Please write the data out once more, exactly as it is given.

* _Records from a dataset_
--------

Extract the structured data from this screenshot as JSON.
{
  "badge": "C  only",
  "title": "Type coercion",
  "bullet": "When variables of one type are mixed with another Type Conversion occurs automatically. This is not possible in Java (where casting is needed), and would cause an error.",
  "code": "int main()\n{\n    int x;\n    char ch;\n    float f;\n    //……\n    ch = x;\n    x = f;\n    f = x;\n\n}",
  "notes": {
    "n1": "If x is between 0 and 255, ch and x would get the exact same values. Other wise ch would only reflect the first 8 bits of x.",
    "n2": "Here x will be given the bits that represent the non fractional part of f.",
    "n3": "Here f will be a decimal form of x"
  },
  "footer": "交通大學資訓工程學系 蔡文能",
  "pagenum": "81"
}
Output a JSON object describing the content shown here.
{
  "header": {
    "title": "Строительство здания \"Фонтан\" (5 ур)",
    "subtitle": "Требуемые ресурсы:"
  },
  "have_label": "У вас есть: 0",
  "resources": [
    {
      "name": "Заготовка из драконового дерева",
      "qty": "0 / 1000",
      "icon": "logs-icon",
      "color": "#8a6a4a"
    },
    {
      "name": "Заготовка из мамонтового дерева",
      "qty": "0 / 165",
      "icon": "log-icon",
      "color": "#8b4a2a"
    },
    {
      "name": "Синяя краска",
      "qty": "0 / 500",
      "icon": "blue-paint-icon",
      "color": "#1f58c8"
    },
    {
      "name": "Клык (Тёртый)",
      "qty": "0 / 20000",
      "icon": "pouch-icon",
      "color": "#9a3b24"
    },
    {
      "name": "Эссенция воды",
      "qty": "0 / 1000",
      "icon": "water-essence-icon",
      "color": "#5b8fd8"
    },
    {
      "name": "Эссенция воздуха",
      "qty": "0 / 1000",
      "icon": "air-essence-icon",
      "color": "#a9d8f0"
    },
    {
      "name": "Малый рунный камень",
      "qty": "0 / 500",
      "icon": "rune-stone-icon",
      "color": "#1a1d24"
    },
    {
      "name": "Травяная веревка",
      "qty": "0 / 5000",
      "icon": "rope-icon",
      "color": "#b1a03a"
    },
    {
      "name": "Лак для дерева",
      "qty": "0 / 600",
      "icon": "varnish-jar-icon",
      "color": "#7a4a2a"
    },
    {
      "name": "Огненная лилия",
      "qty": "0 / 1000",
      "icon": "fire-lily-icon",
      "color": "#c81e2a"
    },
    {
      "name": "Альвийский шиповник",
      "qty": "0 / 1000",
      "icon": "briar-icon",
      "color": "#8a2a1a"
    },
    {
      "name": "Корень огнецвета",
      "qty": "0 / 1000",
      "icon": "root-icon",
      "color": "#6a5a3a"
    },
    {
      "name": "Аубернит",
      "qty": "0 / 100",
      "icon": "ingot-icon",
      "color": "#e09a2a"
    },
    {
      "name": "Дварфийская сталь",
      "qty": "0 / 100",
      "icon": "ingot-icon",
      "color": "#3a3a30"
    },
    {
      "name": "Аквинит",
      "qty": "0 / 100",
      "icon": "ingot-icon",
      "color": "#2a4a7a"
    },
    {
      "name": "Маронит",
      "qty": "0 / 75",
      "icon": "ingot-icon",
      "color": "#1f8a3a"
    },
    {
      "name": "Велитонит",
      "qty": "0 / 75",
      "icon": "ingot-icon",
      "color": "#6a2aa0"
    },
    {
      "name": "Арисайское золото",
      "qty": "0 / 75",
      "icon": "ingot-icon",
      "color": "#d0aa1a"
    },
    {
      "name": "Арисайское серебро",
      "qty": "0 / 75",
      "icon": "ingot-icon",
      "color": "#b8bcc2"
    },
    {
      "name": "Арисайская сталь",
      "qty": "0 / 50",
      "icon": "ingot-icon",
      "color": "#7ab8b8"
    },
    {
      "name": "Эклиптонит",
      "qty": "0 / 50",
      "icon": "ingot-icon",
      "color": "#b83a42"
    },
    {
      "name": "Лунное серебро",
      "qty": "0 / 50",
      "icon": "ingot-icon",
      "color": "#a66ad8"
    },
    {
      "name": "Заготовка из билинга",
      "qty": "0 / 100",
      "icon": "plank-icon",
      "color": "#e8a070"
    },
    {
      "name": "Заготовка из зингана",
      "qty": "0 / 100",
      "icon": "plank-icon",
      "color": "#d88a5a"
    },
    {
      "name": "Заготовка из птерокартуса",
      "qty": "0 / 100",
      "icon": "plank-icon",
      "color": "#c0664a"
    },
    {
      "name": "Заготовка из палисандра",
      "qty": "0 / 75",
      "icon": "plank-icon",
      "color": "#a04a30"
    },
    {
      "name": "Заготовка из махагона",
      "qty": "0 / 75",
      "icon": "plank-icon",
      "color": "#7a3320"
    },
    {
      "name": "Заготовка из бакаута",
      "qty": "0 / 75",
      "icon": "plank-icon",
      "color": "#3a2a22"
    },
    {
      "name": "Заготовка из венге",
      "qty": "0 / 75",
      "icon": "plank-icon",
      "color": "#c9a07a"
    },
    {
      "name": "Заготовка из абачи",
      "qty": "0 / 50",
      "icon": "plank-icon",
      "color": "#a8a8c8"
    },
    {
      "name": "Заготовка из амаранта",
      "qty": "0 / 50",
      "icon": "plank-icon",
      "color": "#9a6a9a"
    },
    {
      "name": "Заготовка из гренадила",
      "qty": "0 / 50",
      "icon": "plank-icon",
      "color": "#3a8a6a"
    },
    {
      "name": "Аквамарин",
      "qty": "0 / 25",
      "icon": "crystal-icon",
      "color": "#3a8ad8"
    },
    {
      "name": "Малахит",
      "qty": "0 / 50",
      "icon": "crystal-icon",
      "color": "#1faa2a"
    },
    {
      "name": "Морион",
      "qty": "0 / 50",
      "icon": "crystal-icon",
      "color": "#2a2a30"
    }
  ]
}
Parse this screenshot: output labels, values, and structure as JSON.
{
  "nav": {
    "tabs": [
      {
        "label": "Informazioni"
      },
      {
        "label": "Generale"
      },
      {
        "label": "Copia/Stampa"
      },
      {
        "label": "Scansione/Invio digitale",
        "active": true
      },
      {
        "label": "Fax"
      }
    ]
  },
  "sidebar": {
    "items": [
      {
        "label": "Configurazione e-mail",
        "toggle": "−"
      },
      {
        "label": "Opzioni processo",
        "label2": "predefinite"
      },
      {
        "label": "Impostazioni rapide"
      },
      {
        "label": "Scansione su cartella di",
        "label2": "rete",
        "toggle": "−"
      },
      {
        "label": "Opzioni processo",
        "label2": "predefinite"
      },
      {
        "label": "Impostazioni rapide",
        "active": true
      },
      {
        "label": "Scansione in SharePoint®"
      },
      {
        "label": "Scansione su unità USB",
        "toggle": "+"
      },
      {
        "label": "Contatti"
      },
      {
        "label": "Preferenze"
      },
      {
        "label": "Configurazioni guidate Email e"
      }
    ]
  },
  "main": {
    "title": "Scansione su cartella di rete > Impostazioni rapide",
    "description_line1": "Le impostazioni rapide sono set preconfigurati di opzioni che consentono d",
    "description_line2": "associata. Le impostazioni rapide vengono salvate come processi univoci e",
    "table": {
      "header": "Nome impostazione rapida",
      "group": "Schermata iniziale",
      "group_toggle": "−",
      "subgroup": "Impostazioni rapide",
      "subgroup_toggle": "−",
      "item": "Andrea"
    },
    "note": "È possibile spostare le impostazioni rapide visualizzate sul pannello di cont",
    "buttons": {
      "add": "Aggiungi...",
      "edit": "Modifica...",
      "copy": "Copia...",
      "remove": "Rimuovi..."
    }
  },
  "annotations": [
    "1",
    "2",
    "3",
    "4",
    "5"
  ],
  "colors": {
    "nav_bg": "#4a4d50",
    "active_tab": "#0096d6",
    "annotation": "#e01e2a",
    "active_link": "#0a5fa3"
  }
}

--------

* _RESPONSE_
Extract the structured data from this screenshot as JSON.
{
  "badge": "C  only",
  "title": "Type coercion",
  "bullet": "When variables of one type are mixed with another Type Conversion occurs automatically. This is not possible in Java (where casting is needed), and would cause an error.",
  "code": "int main()\n{\n    int x;\n    char ch;\n    float f;\n    //……\n    ch = x;\n    x = f;\n    f = x;\n\n}",
  "notes": {
    "n1": "If x is between 0 and 255, ch and x would get the exact same values. Other wise ch would only reflect the first 8 bits of x.",
    "n2": "Here x will be given the bits that represent the non fractional part of f.",
    "n3": "Here f will be a decimal form of x"
  },
  "footer": "交通大學資訓工程學系 蔡文能",
  "pagenum": "81"
}
Output a JSON object describing the content shown here.
{
  "header": {
    "title": "Строительство здания \"Фонтан\" (5 ур)",
    "subtitle": "Требуемые ресурсы:"
  },
  "have_label": "У вас есть: 0",
  "resources": [
    {
      "name": "Заготовка из драконового дерева",
      "qty": "0 / 1000",
      "icon": "logs-icon",
      "color": "#8a6a4a"
    },
    {
      "name": "Заготовка из мамонтового дерева",
      "qty": "0 / 165",
      "icon": "log-icon",
      "color": "#8b4a2a"
    },
    {
      "name": "Синяя краска",
      "qty": "0 / 500",
      "icon": "blue-paint-icon",
      "color": "#1f58c8"
    },
    {
      "name": "Клык (Тёртый)",
      "qty": "0 / 20000",
      "icon": "pouch-icon",
      "color": "#9a3b24"
    },
    {
      "name": "Эссенция воды",
      "qty": "0 / 1000",
      "icon": "water-essence-icon",
      "color": "#5b8fd8"
    },
    {
      "name": "Эссенция воздуха",
      "qty": "0 / 1000",
      "icon": "air-essence-icon",
      "color": "#a9d8f0"
    },
    {
      "name": "Малый рунный камень",
      "qty": "0 / 500",
      "icon": "rune-stone-icon",
      "color": "#1a1d24"
    },
    {
      "name": "Травяная веревка",
      "qty": "0 / 5000",
      "icon": "rope-icon",
      "color": "#b1a03a"
    },
    {
      "name": "Лак для дерева",
      "qty": "0 / 600",
      "icon": "varnish-jar-icon",
      "color": "#7a4a2a"
    },
    {
      "name": "Огненная лилия",
      "qty": "0 / 1000",
      "icon": "fire-lily-icon",
      "color": "#c81e2a"
    },
    {
      "name": "Альвийский шиповник",
      "qty": "0 / 1000",
      "icon": "briar-icon",
      "color": "#8a2a1a"
    },
    {
      "name": "Корень огнецвета",
      "qty": "0 / 1000",
      "icon": "root-icon",
      "color": "#6a5a3a"
    },
    {
      "name": "Аубернит",
      "qty": "0 / 100",
      "icon": "ingot-icon",
      "color": "#e09a2a"
    },
    {
      "name": "Дварфийская сталь",
      "qty": "0 / 100",
      "icon": "ingot-icon",
      "color": "#3a3a30"
    },
    {
      "name": "Аквинит",
      "qty": "0 / 100",
      "icon": "ingot-icon",
      "color": "#2a4a7a"
    },
    {
      "name": "Маронит",
      "qty": "0 / 75",
      "icon": "ingot-icon",
      "color": "#1f8a3a"
    },
    {
      "name": "Велитонит",
      "qty": "0 / 75",
      "icon": "ingot-icon",
      "color": "#6a2aa0"
    },
    {
      "name": "Арисайское золото",
      "qty": "0 / 75",
      "icon": "ingot-icon",
      "color": "#d0aa1a"
    },
    {
      "name": "Арисайское серебро",
      "qty": "0 / 75",
      "icon": "ingot-icon",
      "color": "#b8bcc2"
    },
    {
      "name": "Арисайская сталь",
      "qty": "0 / 50",
      "icon": "ingot-icon",
      "color": "#7ab8b8"
    },
    {
      "name": "Эклиптонит",
      "qty": "0 / 50",
      "icon": "ingot-icon",
      "color": "#b83a42"
    },
    {
      "name": "Лунное серебро",
      "qty": "0 / 50",
      "icon": "ingot-icon",
      "color": "#a66ad8"
    },
    {
      "name": "Заготовка из билинга",
      "qty": "0 / 100",
      "icon": "plank-icon",
      "color": "#e8a070"
    },
    {
      "name": "Заготовка из зингана",
      "qty": "0 / 100",
      "icon": "plank-icon",
      "color": "#d88a5a"
    },
    {
      "name": "Заготовка из птерокартуса",
      "qty": "0 / 100",
      "icon": "plank-icon",
      "color": "#c0664a"
    },
    {
      "name": "Заготовка из палисандра",
      "qty": "0 / 75",
      "icon": "plank-icon",
      "color": "#a04a30"
    },
    {
      "name": "Заготовка из махагона",
      "qty": "0 / 75",
      "icon": "plank-icon",
      "color": "#7a3320"
    },
    {
      "name": "Заготовка из бакаута",
      "qty": "0 / 75",
      "icon": "plank-icon",
      "color": "#3a2a22"
    },
    {
      "name": "Заготовка из венге",
      "qty": "0 / 75",
      "icon": "plank-icon",
      "color": "#c9a07a"
    },
    {
      "name": "Заготовка из абачи",
      "qty": "0 / 50",
      "icon": "plank-icon",
      "color": "#a8a8c8"
    },
    {
      "name": "Заготовка из амаранта",
      "qty": "0 / 50",
      "icon": "plank-icon",
      "color": "#9a6a9a"
    },
    {
      "name": "Заготовка из гренадила",
      "qty": "0 / 50",
      "icon": "plank-icon",
      "color": "#3a8a6a"
    },
    {
      "name": "Аквамарин",
      "qty": "0 / 25",
      "icon": "crystal-icon",
      "color": "#3a8ad8"
    },
    {
      "name": "Малахит",
      "qty": "0 / 50",
      "icon": "crystal-icon",
      "color": "#1faa2a"
    },
    {
      "name": "Морион",
      "qty": "0 / 50",
      "icon": "crystal-icon",
      "color": "#2a2a30"
    }
  ]
}
Parse this screenshot: output labels, values, and structure as JSON.
{
  "nav": {
    "tabs": [
      {
        "label": "Informazioni"
      },
      {
        "label": "Generale"
      },
      {
        "label": "Copia/Stampa"
      },
      {
        "label": "Scansione/Invio digitale",
        "active": true
      },
      {
        "label": "Fax"
      }
    ]
  },
  "sidebar": {
    "items": [
      {
        "label": "Configurazione e-mail",
        "toggle": "−"
      },
      {
        "label": "Opzioni processo",
        "label2": "predefinite"
      },
      {
        "label": "Impostazioni rapide"
      },
      {
        "label": "Scansione su cartella di",
        "label2": "rete",
        "toggle": "−"
      },
      {
        "label": "Opzioni processo",
        "label2": "predefinite"
      },
      {
        "label": "Impostazioni rapide",
        "active": true
      },
      {
        "label": "Scansione in SharePoint®"
      },
      {
        "label": "Scansione su unità USB",
        "toggle": "+"
      },
      {
        "label": "Contatti"
      },
      {
        "label": "Preferenze"
      },
      {
        "label": "Configurazioni guidate Email e"
      }
    ]
  },
  "main": {
    "title": "Scansione su cartella di rete > Impostazioni rapide",
    "description_line1": "Le impostazioni rapide sono set preconfigurati di opzioni che consentono d",
    "description_line2": "associata. Le impostazioni rapide vengono salvate come processi univoci e",
    "table": {
      "header": "Nome impostazione rapida",
      "group": "Schermata iniziale",
      "group_toggle": "−",
      "subgroup": "Impostazioni rapide",
      "subgroup_toggle": "−",
      "item": "Andrea"
    },
    "note": "È possibile spostare le impostazioni rapide visualizzate sul pannello di cont",
    "buttons": {
      "add": "Aggiungi...",
      "edit": "Modifica...",
      "copy": "Copia...",
      "remove": "Rimuovi..."
    }
  },
  "annotations": [
    "1",
    "2",
    "3",
    "4",
    "5"
  ],
  "colors": {
    "nav_bg": "#4a4d50",
    "active_tab": "#0096d6",
    "annotation": "#e01e2a",
    "active_link": "#0a5fa3"
  }
}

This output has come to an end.